Where the data below has the string "北海公园", return the whole line.

* * * *

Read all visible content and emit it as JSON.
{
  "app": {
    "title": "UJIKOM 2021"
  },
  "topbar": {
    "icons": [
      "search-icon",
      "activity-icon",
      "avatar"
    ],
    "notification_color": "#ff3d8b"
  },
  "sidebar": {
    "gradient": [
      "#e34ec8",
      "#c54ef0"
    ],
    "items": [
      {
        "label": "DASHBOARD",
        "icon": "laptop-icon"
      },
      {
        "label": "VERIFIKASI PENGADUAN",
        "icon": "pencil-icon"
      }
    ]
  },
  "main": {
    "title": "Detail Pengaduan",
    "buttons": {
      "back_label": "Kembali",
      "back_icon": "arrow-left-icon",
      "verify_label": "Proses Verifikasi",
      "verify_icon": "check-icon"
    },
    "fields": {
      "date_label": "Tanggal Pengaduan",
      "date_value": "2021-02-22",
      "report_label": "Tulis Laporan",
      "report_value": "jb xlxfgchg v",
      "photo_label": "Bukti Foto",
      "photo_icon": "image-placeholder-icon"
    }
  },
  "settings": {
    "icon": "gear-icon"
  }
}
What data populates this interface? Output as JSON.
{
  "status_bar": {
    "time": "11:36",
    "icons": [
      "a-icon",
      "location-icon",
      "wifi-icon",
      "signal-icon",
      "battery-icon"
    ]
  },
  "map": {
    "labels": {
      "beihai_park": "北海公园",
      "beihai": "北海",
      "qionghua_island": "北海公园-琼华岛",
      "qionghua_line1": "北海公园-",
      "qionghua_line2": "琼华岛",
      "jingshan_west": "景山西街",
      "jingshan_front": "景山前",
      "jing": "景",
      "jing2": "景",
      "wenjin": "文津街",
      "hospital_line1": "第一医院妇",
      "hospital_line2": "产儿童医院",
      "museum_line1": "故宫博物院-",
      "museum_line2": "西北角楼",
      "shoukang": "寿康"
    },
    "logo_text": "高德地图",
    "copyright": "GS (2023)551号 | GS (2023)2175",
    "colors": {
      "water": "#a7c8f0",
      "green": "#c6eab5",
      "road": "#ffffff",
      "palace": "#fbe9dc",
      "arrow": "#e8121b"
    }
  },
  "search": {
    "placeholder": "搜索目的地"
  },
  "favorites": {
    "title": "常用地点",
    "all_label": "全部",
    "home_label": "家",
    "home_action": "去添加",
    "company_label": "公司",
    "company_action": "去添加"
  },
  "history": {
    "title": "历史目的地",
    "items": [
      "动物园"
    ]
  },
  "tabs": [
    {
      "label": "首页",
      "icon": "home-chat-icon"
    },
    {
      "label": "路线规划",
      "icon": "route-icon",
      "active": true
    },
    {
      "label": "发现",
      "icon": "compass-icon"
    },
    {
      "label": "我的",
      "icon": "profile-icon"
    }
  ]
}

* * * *

§ Written answer
      "beihai_park": "北海公园",
      "qionghua_island": "北海公园-琼华岛",
      "qionghua_line1": "北海公园-",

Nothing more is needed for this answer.